For more than a decade, Mr Zainol Abidin Omar's life was one of routine, repetition and respect for Singapore football.
As a kit man, or equipment manager, first at the Singapore Sports School, then for the national Under-23 team, he looked after the jerseys, set up the training equipment and offered fatherly advice to the likes of Shahfiq Ghani, Shakir Hamzah and Al-Qaasimy Rahman.
A constant but often unnoticed presence on the touchlines, "Encik Zainol" - as the players called him - watched them grow from wide-eyed kids to full internationals. It was close to a dream job for the 56-year-old former semi-professional player.
Then tragedy struck in February last year. He had frequent spells of vomiting blood and dizziness, but was afraid to tell anyone - even his wife of 32 years, Roswati.
His health worsened and, in June, he was diagnosed with liver cancer. Doctors gave him six months to live.
"My liver was gone but my heart broke as well - I don't drink, I don't smoke, I felt I didn't deserve this," an emotional Mr Zainol, who has five children and three grandchildren, told The Sunday Times.
"The first thing on my mind was 'Who would take care of my family?'. My second thought was 'I'm not going to be able to see the Under-23s play at the SEA Games'."
He lost 10kg as he underwent chemotherapy. Too weak to even walk at times, he was forced to step away from football and his part-time transport business.
To keep his spirits up, he would look through three thick photo albums of past Young Lions matches and overseas trips.
Then he got his life back again. Ms Nurul Jannah, 25, one of his four daughters, was found to be a suitable organ donor and readily agreed to give 70 per cent of her liver to her ailing father.
"It was not a difficult decision. I would do anything to see him happy, just as he has done for us," said the administrative assistant.
The operation at National University Hospital in March went without a hitch, and Mr Zainol's cancer is now in remission. He was spurred on by bedside visits from former internationals, such as Fandi Ahmad and R. Suriamurthi, and the entire Young Lions squad.
"They said 'Encik, we know all you are thinking about is returning to football but, please, take care of yourself first'," he said with a smile.
He was discharged on his 56th birthday on March 18 - less than two weeks after the transplant.
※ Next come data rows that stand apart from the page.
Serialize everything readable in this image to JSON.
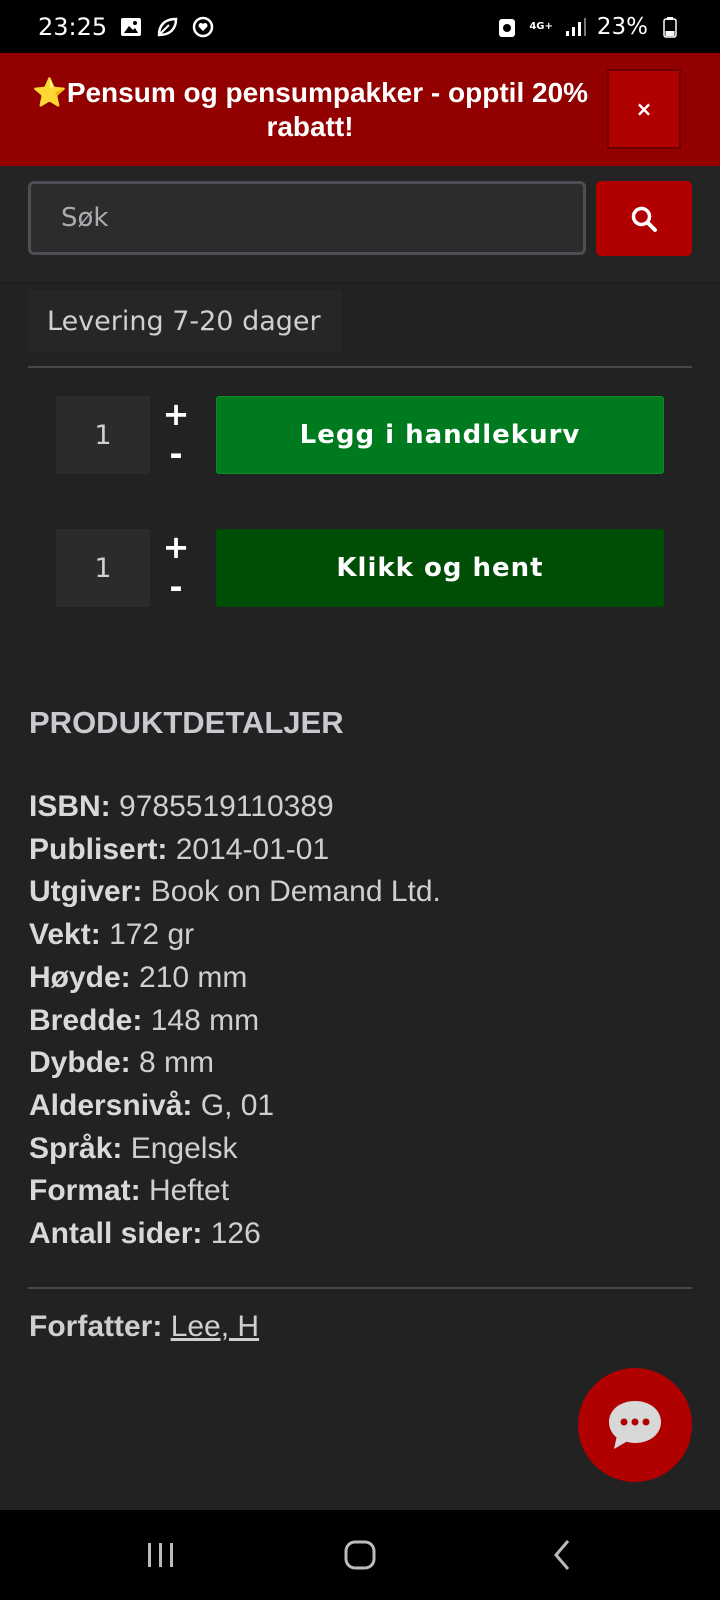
{
  "statusbar": {
    "time": "23:25",
    "network": "4G+",
    "battery": "23%"
  },
  "banner": {
    "star": "⭐",
    "text": "Pensum og pensumpakker - opptil 20% rabatt!",
    "close_label": "×"
  },
  "search": {
    "placeholder": "Søk"
  },
  "delivery": "Levering 7-20 dager",
  "purchase": {
    "cart_qty": "1",
    "cart_label": "Legg i handlekurv",
    "pickup_qty": "1",
    "pickup_label": "Klikk og hent",
    "plus": "+",
    "minus": "-"
  },
  "details": {
    "title": "PRODUKTDETALJER",
    "rows": [
      {
        "label": "ISBN:",
        "value": "9785519110389"
      },
      {
        "label": "Publisert:",
        "value": "2014-01-01"
      },
      {
        "label": "Utgiver:",
        "value": "Book on Demand Ltd."
      },
      {
        "label": "Vekt:",
        "value": "172 gr"
      },
      {
        "label": "Høyde:",
        "value": "210 mm"
      },
      {
        "label": "Bredde:",
        "value": "148 mm"
      },
      {
        "label": "Dybde:",
        "value": "8 mm"
      },
      {
        "label": "Aldersnivå:",
        "value": "G, 01"
      },
      {
        "label": "Språk:",
        "value": "Engelsk"
      },
      {
        "label": "Format:",
        "value": "Heftet"
      },
      {
        "label": "Antall sider:",
        "value": "126"
      }
    ],
    "author_label": "Forfatter:",
    "author_name": "Lee, H"
  },
  "colors": {
    "background": "#222222",
    "banner": "#920000",
    "accent_red": "#b00000",
    "cart_green": "#007a1e",
    "pickup_green": "#004d06"
  }
}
Within a month and against doctors' advice, he was back in the dressing room.
"It's a huge morale booster for the team to see Encik Zainol back and healthy," said Al-Qaasimy, captain of the Singapore U-23s, who are gunning for SEA Games gold next month. "With someone as passionate and committed as him around, we know we are in good hands."
Aside from the scar across his stomach, Mr Zainol shows little signs of his ordeal and has resumed light exercise. But he has to take 14 pills a day.
The best treatment, he said, arrives at 6pm each day on a football field when the team starts training.
"There was a time when I thought I would never be able to be part of the team again," he said. "Every day I live is a bonus."